Exercise description
Each entry should be duplicated exactly, with no line missing.

Provided data
-.-.-
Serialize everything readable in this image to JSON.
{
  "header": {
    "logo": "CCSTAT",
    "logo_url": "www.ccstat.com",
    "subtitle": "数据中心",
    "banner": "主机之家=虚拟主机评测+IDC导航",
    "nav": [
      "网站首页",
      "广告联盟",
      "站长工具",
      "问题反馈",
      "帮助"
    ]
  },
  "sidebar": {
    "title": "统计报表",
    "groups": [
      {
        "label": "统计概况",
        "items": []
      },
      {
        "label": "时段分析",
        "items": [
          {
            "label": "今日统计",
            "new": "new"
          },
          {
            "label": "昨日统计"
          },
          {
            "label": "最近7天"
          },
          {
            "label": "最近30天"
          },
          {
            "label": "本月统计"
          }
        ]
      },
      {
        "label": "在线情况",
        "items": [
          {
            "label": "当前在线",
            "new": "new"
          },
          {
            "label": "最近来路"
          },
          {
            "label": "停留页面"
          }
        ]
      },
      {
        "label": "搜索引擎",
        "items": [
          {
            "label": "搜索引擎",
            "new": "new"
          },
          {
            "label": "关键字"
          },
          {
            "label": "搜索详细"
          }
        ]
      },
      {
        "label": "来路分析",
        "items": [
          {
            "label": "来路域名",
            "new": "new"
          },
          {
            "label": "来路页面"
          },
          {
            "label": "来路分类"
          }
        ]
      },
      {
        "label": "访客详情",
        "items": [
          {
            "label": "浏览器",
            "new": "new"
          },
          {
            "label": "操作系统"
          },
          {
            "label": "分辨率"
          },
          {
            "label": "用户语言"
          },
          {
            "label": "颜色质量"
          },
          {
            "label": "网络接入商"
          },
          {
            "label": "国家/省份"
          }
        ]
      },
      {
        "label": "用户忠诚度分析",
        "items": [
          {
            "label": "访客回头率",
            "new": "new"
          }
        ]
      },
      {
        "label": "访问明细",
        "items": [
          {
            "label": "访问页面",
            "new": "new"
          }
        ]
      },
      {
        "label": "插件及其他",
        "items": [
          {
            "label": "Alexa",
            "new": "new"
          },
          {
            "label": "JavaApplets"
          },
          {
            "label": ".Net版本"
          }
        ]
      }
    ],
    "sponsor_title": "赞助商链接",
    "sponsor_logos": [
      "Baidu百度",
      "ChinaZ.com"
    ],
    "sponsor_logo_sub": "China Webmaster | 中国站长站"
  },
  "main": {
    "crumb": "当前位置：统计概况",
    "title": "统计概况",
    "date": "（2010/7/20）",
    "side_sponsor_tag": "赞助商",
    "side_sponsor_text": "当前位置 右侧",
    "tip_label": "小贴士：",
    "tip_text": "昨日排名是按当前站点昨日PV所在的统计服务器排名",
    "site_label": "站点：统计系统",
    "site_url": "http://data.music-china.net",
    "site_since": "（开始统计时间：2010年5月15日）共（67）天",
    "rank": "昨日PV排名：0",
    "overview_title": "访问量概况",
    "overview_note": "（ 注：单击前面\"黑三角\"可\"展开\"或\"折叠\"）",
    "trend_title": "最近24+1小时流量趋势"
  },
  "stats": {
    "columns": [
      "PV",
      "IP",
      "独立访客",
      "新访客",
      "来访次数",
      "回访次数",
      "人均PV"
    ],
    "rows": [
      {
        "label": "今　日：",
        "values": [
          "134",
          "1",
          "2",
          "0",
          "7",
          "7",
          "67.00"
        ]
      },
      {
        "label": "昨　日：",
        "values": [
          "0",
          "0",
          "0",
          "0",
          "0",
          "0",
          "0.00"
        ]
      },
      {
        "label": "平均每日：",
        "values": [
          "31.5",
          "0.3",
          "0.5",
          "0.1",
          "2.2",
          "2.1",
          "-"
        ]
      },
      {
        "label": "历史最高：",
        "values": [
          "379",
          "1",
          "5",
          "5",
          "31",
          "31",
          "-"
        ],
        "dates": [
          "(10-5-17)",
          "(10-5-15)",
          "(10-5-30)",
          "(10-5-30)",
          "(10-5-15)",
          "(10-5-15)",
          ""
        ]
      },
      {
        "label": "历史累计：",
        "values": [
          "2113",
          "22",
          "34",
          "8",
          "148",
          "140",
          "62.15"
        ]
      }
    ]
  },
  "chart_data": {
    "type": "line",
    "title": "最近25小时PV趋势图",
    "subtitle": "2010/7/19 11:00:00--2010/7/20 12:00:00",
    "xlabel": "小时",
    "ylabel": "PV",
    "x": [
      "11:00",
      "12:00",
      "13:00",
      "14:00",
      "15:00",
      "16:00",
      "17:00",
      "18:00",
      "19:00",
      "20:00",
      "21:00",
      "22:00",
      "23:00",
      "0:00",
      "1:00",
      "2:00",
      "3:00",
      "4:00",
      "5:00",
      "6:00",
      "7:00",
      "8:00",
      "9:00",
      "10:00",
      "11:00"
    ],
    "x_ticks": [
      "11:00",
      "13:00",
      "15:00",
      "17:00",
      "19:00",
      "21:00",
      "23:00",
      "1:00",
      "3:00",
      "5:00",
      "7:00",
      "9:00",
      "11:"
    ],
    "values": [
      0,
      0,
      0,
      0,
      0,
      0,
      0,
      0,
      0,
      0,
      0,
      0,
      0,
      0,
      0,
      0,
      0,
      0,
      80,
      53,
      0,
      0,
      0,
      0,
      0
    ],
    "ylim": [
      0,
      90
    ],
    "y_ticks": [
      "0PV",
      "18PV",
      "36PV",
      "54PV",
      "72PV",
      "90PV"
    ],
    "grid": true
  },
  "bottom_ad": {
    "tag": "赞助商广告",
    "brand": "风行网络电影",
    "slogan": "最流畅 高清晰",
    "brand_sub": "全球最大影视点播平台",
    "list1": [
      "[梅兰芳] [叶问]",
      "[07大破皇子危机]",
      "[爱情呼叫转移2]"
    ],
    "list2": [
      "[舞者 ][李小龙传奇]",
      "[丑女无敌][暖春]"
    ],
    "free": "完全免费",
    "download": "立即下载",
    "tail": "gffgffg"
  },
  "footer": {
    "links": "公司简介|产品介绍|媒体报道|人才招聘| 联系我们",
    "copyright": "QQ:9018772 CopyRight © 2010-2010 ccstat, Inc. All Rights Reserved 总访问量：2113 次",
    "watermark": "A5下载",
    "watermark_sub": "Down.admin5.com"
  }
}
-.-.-
Answer area
Serialize everything readable in this image to JSON.
{
  "header": {
    "logo": "CCSTAT",
    "logo_url": "www.ccstat.com",
    "subtitle": "数据中心",
    "banner": "主机之家=虚拟主机评测+IDC导航",
    "nav": [
      "网站首页",
      "广告联盟",
      "站长工具",
      "问题反馈",
      "帮助"
    ]
  },
  "sidebar": {
    "title": "统计报表",
    "groups": [
      {
        "label": "统计概况",
        "items": []
      },
      {
        "label": "时段分析",
        "items": [
          {
            "label": "今日统计",
            "new": "new"
          },
          {
            "label": "昨日统计"
          },
          {
            "label": "最近7天"
          },
          {
            "label": "最近30天"
          },
          {
            "label": "本月统计"
          }
        ]
      },
      {
        "label": "在线情况",
        "items": [
          {
            "label": "当前在线",
            "new": "new"
          },
          {
            "label": "最近来路"
          },
          {
            "label": "停留页面"
          }
        ]
      },
      {
        "label": "搜索引擎",
        "items": [
          {
            "label": "搜索引擎",
            "new": "new"
          },
          {
            "label": "关键字"
          },
          {
            "label": "搜索详细"
          }
        ]
      },
      {
        "label": "来路分析",
        "items": [
          {
            "label": "来路域名",
            "new": "new"
          },
          {
            "label": "来路页面"
          },
          {
            "label": "来路分类"
          }
        ]
      },
      {
        "label": "访客详情",
        "items": [
          {
            "label": "浏览器",
            "new": "new"
          },
          {
            "label": "操作系统"
          },
          {
            "label": "分辨率"
          },
          {
            "label": "用户语言"
          },
          {
            "label": "颜色质量"
          },
          {
            "label": "网络接入商"
          },
          {
            "label": "国家/省份"
          }
        ]
      },
      {
        "label": "用户忠诚度分析",
        "items": [
          {
            "label": "访客回头率",
            "new": "new"
          }
        ]
      },
      {
        "label": "访问明细",
        "items": [
          {
            "label": "访问页面",
            "new": "new"
          }
        ]
      },
      {
        "label": "插件及其他",
        "items": [
          {
            "label": "Alexa",
            "new": "new"
          },
          {
            "label": "JavaApplets"
          },
          {
            "label": ".Net版本"
          }
        ]
      }
    ],
    "sponsor_title": "赞助商链接",
    "sponsor_logos": [
      "Baidu百度",
      "ChinaZ.com"
    ],
    "sponsor_logo_sub": "China Webmaster | 中国站长站"
  },
  "main": {
    "crumb": "当前位置：统计概况",
    "title": "统计概况",
    "date": "（2010/7/20）",
    "side_sponsor_tag": "赞助商",
    "side_sponsor_text": "当前位置 右侧",
    "tip_label": "小贴士：",
    "tip_text": "昨日排名是按当前站点昨日PV所在的统计服务器排名",
    "site_label": "站点：统计系统",
    "site_url": "http://data.music-china.net",
    "site_since": "（开始统计时间：2010年5月15日）共（67）天",
    "rank": "昨日PV排名：0",
    "overview_title": "访问量概况",
    "overview_note": "（ 注：单击前面\"黑三角\"可\"展开\"或\"折叠\"）",
    "trend_title": "最近24+1小时流量趋势"
  },
  "stats": {
    "columns": [
      "PV",
      "IP",
      "独立访客",
      "新访客",
      "来访次数",
      "回访次数",
      "人均PV"
    ],
    "rows": [
      {
        "label": "今　日：",
        "values": [
          "134",
          "1",
          "2",
          "0",
          "7",
          "7",
          "67.00"
        ]
      },
      {
        "label": "昨　日：",
        "values": [
          "0",
          "0",
          "0",
          "0",
          "0",
          "0",
          "0.00"
        ]
      },
      {
        "label": "平均每日：",
        "values": [
          "31.5",
          "0.3",
          "0.5",
          "0.1",
          "2.2",
          "2.1",
          "-"
        ]
      },
      {
        "label": "历史最高：",
        "values": [
          "379",
          "1",
          "5",
          "5",
          "31",
          "31",
          "-"
        ],
        "dates": [
          "(10-5-17)",
          "(10-5-15)",
          "(10-5-30)",
          "(10-5-30)",
          "(10-5-15)",
          "(10-5-15)",
          ""
        ]
      },
      {
        "label": "历史累计：",
        "values": [
          "2113",
          "22",
          "34",
          "8",
          "148",
          "140",
          "62.15"
        ]
      }
    ]
  },
  "chart_data": {
    "type": "line",
    "title": "最近25小时PV趋势图",
    "subtitle": "2010/7/19 11:00:00--2010/7/20 12:00:00",
    "xlabel": "小时",
    "ylabel": "PV",
    "x": [
      "11:00",
      "12:00",
      "13:00",
      "14:00",
      "15:00",
      "16:00",
      "17:00",
      "18:00",
      "19:00",
      "20:00",
      "21:00",
      "22:00",
      "23:00",
      "0:00",
      "1:00",
      "2:00",
      "3:00",
      "4:00",
      "5:00",
      "6:00",
      "7:00",
      "8:00",
      "9:00",
      "10:00",
      "11:00"
    ],
    "x_ticks": [
      "11:00",
      "13:00",
      "15:00",
      "17:00",
      "19:00",
      "21:00",
      "23:00",
      "1:00",
      "3:00",
      "5:00",
      "7:00",
      "9:00",
      "11:"
    ],
    "values": [
      0,
      0,
      0,
      0,
      0,
      0,
      0,
      0,
      0,
      0,
      0,
      0,
      0,
      0,
      0,
      0,
      0,
      0,
      80,
      53,
      0,
      0,
      0,
      0,
      0
    ],
    "ylim": [
      0,
      90
    ],
    "y_ticks": [
      "0PV",
      "18PV",
      "36PV",
      "54PV",
      "72PV",
      "90PV"
    ],
    "grid": true
  },
  "bottom_ad": {
    "tag": "赞助商广告",
    "brand": "风行网络电影",
    "slogan": "最流畅 高清晰",
    "brand_sub": "全球最大影视点播平台",
    "list1": [
      "[梅兰芳] [叶问]",
      "[07大破皇子危机]",
      "[爱情呼叫转移2]"
    ],
    "list2": [
      "[舞者 ][李小龙传奇]",
      "[丑女无敌][暖春]"
    ],
    "free": "完全免费",
    "download": "立即下载",
    "tail": "gffgffg"
  },
  "footer": {
    "links": "公司简介|产品介绍|媒体报道|人才招聘| 联系我们",
    "copyright": "QQ:9018772 CopyRight © 2010-2010 ccstat, Inc. All Rights Reserved 总访问量：2113 次",
    "watermark": "A5下载",
    "watermark_sub": "Down.admin5.com"
  }
}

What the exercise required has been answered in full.